THE DATA:

.....

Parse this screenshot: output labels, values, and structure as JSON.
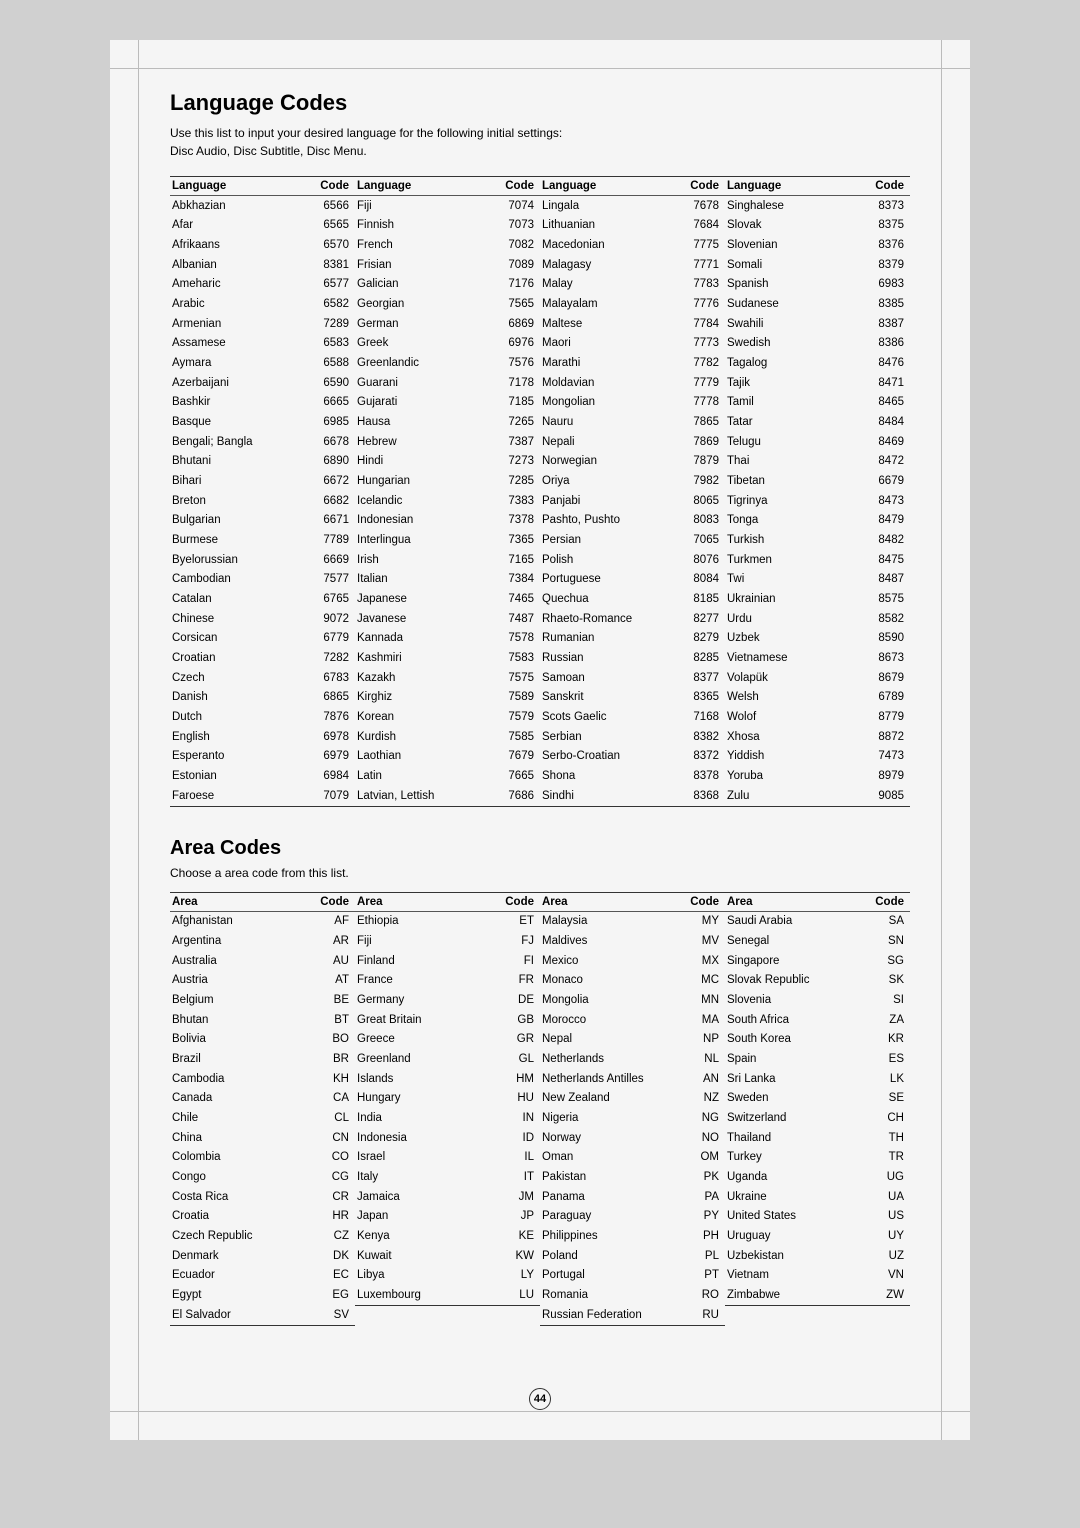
{
  "page": {
    "title": "Language Codes",
    "description_line1": "Use this list to input your desired language for the following initial settings:",
    "description_line2": "Disc Audio, Disc Subtitle, Disc Menu.",
    "area_title": "Area Codes",
    "area_desc": "Choose a area code from this list.",
    "page_number": "44"
  },
  "language_columns": [
    {
      "header": {
        "language": "Language",
        "code": "Code"
      },
      "rows": [
        {
          "language": "Abkhazian",
          "code": "6566"
        },
        {
          "language": "Afar",
          "code": "6565"
        },
        {
          "language": "Afrikaans",
          "code": "6570"
        },
        {
          "language": "Albanian",
          "code": "8381"
        },
        {
          "language": "Ameharic",
          "code": "6577"
        },
        {
          "language": "Arabic",
          "code": "6582"
        },
        {
          "language": "Armenian",
          "code": "7289"
        },
        {
          "language": "Assamese",
          "code": "6583"
        },
        {
          "language": "Aymara",
          "code": "6588"
        },
        {
          "language": "Azerbaijani",
          "code": "6590"
        },
        {
          "language": "Bashkir",
          "code": "6665"
        },
        {
          "language": "Basque",
          "code": "6985"
        },
        {
          "language": "Bengali; Bangla",
          "code": "6678"
        },
        {
          "language": "Bhutani",
          "code": "6890"
        },
        {
          "language": "Bihari",
          "code": "6672"
        },
        {
          "language": "Breton",
          "code": "6682"
        },
        {
          "language": "Bulgarian",
          "code": "6671"
        },
        {
          "language": "Burmese",
          "code": "7789"
        },
        {
          "language": "Byelorussian",
          "code": "6669"
        },
        {
          "language": "Cambodian",
          "code": "7577"
        },
        {
          "language": "Catalan",
          "code": "6765"
        },
        {
          "language": "Chinese",
          "code": "9072"
        },
        {
          "language": "Corsican",
          "code": "6779"
        },
        {
          "language": "Croatian",
          "code": "7282"
        },
        {
          "language": "Czech",
          "code": "6783"
        },
        {
          "language": "Danish",
          "code": "6865"
        },
        {
          "language": "Dutch",
          "code": "7876"
        },
        {
          "language": "English",
          "code": "6978"
        },
        {
          "language": "Esperanto",
          "code": "6979"
        },
        {
          "language": "Estonian",
          "code": "6984"
        },
        {
          "language": "Faroese",
          "code": "7079"
        }
      ]
    },
    {
      "header": {
        "language": "Language",
        "code": "Code"
      },
      "rows": [
        {
          "language": "Fiji",
          "code": "7074"
        },
        {
          "language": "Finnish",
          "code": "7073"
        },
        {
          "language": "French",
          "code": "7082"
        },
        {
          "language": "Frisian",
          "code": "7089"
        },
        {
          "language": "Galician",
          "code": "7176"
        },
        {
          "language": "Georgian",
          "code": "7565"
        },
        {
          "language": "German",
          "code": "6869"
        },
        {
          "language": "Greek",
          "code": "6976"
        },
        {
          "language": "Greenlandic",
          "code": "7576"
        },
        {
          "language": "Guarani",
          "code": "7178"
        },
        {
          "language": "Gujarati",
          "code": "7185"
        },
        {
          "language": "Hausa",
          "code": "7265"
        },
        {
          "language": "Hebrew",
          "code": "7387"
        },
        {
          "language": "Hindi",
          "code": "7273"
        },
        {
          "language": "Hungarian",
          "code": "7285"
        },
        {
          "language": "Icelandic",
          "code": "7383"
        },
        {
          "language": "Indonesian",
          "code": "7378"
        },
        {
          "language": "Interlingua",
          "code": "7365"
        },
        {
          "language": "Irish",
          "code": "7165"
        },
        {
          "language": "Italian",
          "code": "7384"
        },
        {
          "language": "Japanese",
          "code": "7465"
        },
        {
          "language": "Javanese",
          "code": "7487"
        },
        {
          "language": "Kannada",
          "code": "7578"
        },
        {
          "language": "Kashmiri",
          "code": "7583"
        },
        {
          "language": "Kazakh",
          "code": "7575"
        },
        {
          "language": "Kirghiz",
          "code": "7589"
        },
        {
          "language": "Korean",
          "code": "7579"
        },
        {
          "language": "Kurdish",
          "code": "7585"
        },
        {
          "language": "Laothian",
          "code": "7679"
        },
        {
          "language": "Latin",
          "code": "7665"
        },
        {
          "language": "Latvian, Lettish",
          "code": "7686"
        }
      ]
    },
    {
      "header": {
        "language": "Language",
        "code": "Code"
      },
      "rows": [
        {
          "language": "Lingala",
          "code": "7678"
        },
        {
          "language": "Lithuanian",
          "code": "7684"
        },
        {
          "language": "Macedonian",
          "code": "7775"
        },
        {
          "language": "Malagasy",
          "code": "7771"
        },
        {
          "language": "Malay",
          "code": "7783"
        },
        {
          "language": "Malayalam",
          "code": "7776"
        },
        {
          "language": "Maltese",
          "code": "7784"
        },
        {
          "language": "Maori",
          "code": "7773"
        },
        {
          "language": "Marathi",
          "code": "7782"
        },
        {
          "language": "Moldavian",
          "code": "7779"
        },
        {
          "language": "Mongolian",
          "code": "7778"
        },
        {
          "language": "Nauru",
          "code": "7865"
        },
        {
          "language": "Nepali",
          "code": "7869"
        },
        {
          "language": "Norwegian",
          "code": "7879"
        },
        {
          "language": "Oriya",
          "code": "7982"
        },
        {
          "language": "Panjabi",
          "code": "8065"
        },
        {
          "language": "Pashto, Pushto",
          "code": "8083"
        },
        {
          "language": "Persian",
          "code": "7065"
        },
        {
          "language": "Polish",
          "code": "8076"
        },
        {
          "language": "Portuguese",
          "code": "8084"
        },
        {
          "language": "Quechua",
          "code": "8185"
        },
        {
          "language": "Rhaeto-Romance",
          "code": "8277"
        },
        {
          "language": "Rumanian",
          "code": "8279"
        },
        {
          "language": "Russian",
          "code": "8285"
        },
        {
          "language": "Samoan",
          "code": "8377"
        },
        {
          "language": "Sanskrit",
          "code": "8365"
        },
        {
          "language": "Scots Gaelic",
          "code": "7168"
        },
        {
          "language": "Serbian",
          "code": "8382"
        },
        {
          "language": "Serbo-Croatian",
          "code": "8372"
        },
        {
          "language": "Shona",
          "code": "8378"
        },
        {
          "language": "Sindhi",
          "code": "8368"
        }
      ]
    },
    {
      "header": {
        "language": "Language",
        "code": "Code"
      },
      "rows": [
        {
          "language": "Singhalese",
          "code": "8373"
        },
        {
          "language": "Slovak",
          "code": "8375"
        },
        {
          "language": "Slovenian",
          "code": "8376"
        },
        {
          "language": "Somali",
          "code": "8379"
        },
        {
          "language": "Spanish",
          "code": "6983"
        },
        {
          "language": "Sudanese",
          "code": "8385"
        },
        {
          "language": "Swahili",
          "code": "8387"
        },
        {
          "language": "Swedish",
          "code": "8386"
        },
        {
          "language": "Tagalog",
          "code": "8476"
        },
        {
          "language": "Tajik",
          "code": "8471"
        },
        {
          "language": "Tamil",
          "code": "8465"
        },
        {
          "language": "Tatar",
          "code": "8484"
        },
        {
          "language": "Telugu",
          "code": "8469"
        },
        {
          "language": "Thai",
          "code": "8472"
        },
        {
          "language": "Tibetan",
          "code": "6679"
        },
        {
          "language": "Tigrinya",
          "code": "8473"
        },
        {
          "language": "Tonga",
          "code": "8479"
        },
        {
          "language": "Turkish",
          "code": "8482"
        },
        {
          "language": "Turkmen",
          "code": "8475"
        },
        {
          "language": "Twi",
          "code": "8487"
        },
        {
          "language": "Ukrainian",
          "code": "8575"
        },
        {
          "language": "Urdu",
          "code": "8582"
        },
        {
          "language": "Uzbek",
          "code": "8590"
        },
        {
          "language": "Vietnamese",
          "code": "8673"
        },
        {
          "language": "Volapük",
          "code": "8679"
        },
        {
          "language": "Welsh",
          "code": "6789"
        },
        {
          "language": "Wolof",
          "code": "8779"
        },
        {
          "language": "Xhosa",
          "code": "8872"
        },
        {
          "language": "Yiddish",
          "code": "7473"
        },
        {
          "language": "Yoruba",
          "code": "8979"
        },
        {
          "language": "Zulu",
          "code": "9085"
        }
      ]
    }
  ],
  "area_columns": [
    {
      "header": {
        "area": "Area",
        "code": "Code"
      },
      "rows": [
        {
          "area": "Afghanistan",
          "code": "AF"
        },
        {
          "area": "Argentina",
          "code": "AR"
        },
        {
          "area": "Australia",
          "code": "AU"
        },
        {
          "area": "Austria",
          "code": "AT"
        },
        {
          "area": "Belgium",
          "code": "BE"
        },
        {
          "area": "Bhutan",
          "code": "BT"
        },
        {
          "area": "Bolivia",
          "code": "BO"
        },
        {
          "area": "Brazil",
          "code": "BR"
        },
        {
          "area": "Cambodia",
          "code": "KH"
        },
        {
          "area": "Canada",
          "code": "CA"
        },
        {
          "area": "Chile",
          "code": "CL"
        },
        {
          "area": "China",
          "code": "CN"
        },
        {
          "area": "Colombia",
          "code": "CO"
        },
        {
          "area": "Congo",
          "code": "CG"
        },
        {
          "area": "Costa Rica",
          "code": "CR"
        },
        {
          "area": "Croatia",
          "code": "HR"
        },
        {
          "area": "Czech Republic",
          "code": "CZ"
        },
        {
          "area": "Denmark",
          "code": "DK"
        },
        {
          "area": "Ecuador",
          "code": "EC"
        },
        {
          "area": "Egypt",
          "code": "EG"
        },
        {
          "area": "El Salvador",
          "code": "SV"
        }
      ]
    },
    {
      "header": {
        "area": "Area",
        "code": "Code"
      },
      "rows": [
        {
          "area": "Ethiopia",
          "code": "ET"
        },
        {
          "area": "Fiji",
          "code": "FJ"
        },
        {
          "area": "Finland",
          "code": "FI"
        },
        {
          "area": "France",
          "code": "FR"
        },
        {
          "area": "Germany",
          "code": "DE"
        },
        {
          "area": "Great Britain",
          "code": "GB"
        },
        {
          "area": "Greece",
          "code": "GR"
        },
        {
          "area": "Greenland",
          "code": "GL"
        },
        {
          "area": "Islands",
          "code": "HM"
        },
        {
          "area": "Hungary",
          "code": "HU"
        },
        {
          "area": "India",
          "code": "IN"
        },
        {
          "area": "Indonesia",
          "code": "ID"
        },
        {
          "area": "Israel",
          "code": "IL"
        },
        {
          "area": "Italy",
          "code": "IT"
        },
        {
          "area": "Jamaica",
          "code": "JM"
        },
        {
          "area": "Japan",
          "code": "JP"
        },
        {
          "area": "Kenya",
          "code": "KE"
        },
        {
          "area": "Kuwait",
          "code": "KW"
        },
        {
          "area": "Libya",
          "code": "LY"
        },
        {
          "area": "Luxembourg",
          "code": "LU"
        }
      ]
    },
    {
      "header": {
        "area": "Area",
        "code": "Code"
      },
      "rows": [
        {
          "area": "Malaysia",
          "code": "MY"
        },
        {
          "area": "Maldives",
          "code": "MV"
        },
        {
          "area": "Mexico",
          "code": "MX"
        },
        {
          "area": "Monaco",
          "code": "MC"
        },
        {
          "area": "Mongolia",
          "code": "MN"
        },
        {
          "area": "Morocco",
          "code": "MA"
        },
        {
          "area": "Nepal",
          "code": "NP"
        },
        {
          "area": "Netherlands",
          "code": "NL"
        },
        {
          "area": "Netherlands Antilles",
          "code": "AN"
        },
        {
          "area": "New Zealand",
          "code": "NZ"
        },
        {
          "area": "Nigeria",
          "code": "NG"
        },
        {
          "area": "Norway",
          "code": "NO"
        },
        {
          "area": "Oman",
          "code": "OM"
        },
        {
          "area": "Pakistan",
          "code": "PK"
        },
        {
          "area": "Panama",
          "code": "PA"
        },
        {
          "area": "Paraguay",
          "code": "PY"
        },
        {
          "area": "Philippines",
          "code": "PH"
        },
        {
          "area": "Poland",
          "code": "PL"
        },
        {
          "area": "Portugal",
          "code": "PT"
        },
        {
          "area": "Romania",
          "code": "RO"
        },
        {
          "area": "Russian Federation",
          "code": "RU"
        }
      ]
    },
    {
      "header": {
        "area": "Area",
        "code": "Code"
      },
      "rows": [
        {
          "area": "Saudi Arabia",
          "code": "SA"
        },
        {
          "area": "Senegal",
          "code": "SN"
        },
        {
          "area": "Singapore",
          "code": "SG"
        },
        {
          "area": "Slovak Republic",
          "code": "SK"
        },
        {
          "area": "Slovenia",
          "code": "SI"
        },
        {
          "area": "South Africa",
          "code": "ZA"
        },
        {
          "area": "South Korea",
          "code": "KR"
        },
        {
          "area": "Spain",
          "code": "ES"
        },
        {
          "area": "Sri Lanka",
          "code": "LK"
        },
        {
          "area": "Sweden",
          "code": "SE"
        },
        {
          "area": "Switzerland",
          "code": "CH"
        },
        {
          "area": "Thailand",
          "code": "TH"
        },
        {
          "area": "Turkey",
          "code": "TR"
        },
        {
          "area": "Uganda",
          "code": "UG"
        },
        {
          "area": "Ukraine",
          "code": "UA"
        },
        {
          "area": "United States",
          "code": "US"
        },
        {
          "area": "Uruguay",
          "code": "UY"
        },
        {
          "area": "Uzbekistan",
          "code": "UZ"
        },
        {
          "area": "Vietnam",
          "code": "VN"
        },
        {
          "area": "Zimbabwe",
          "code": "ZW"
        }
      ]
    }
  ]
}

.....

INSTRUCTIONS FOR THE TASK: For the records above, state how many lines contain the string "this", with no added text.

TASK SOLUTION: 3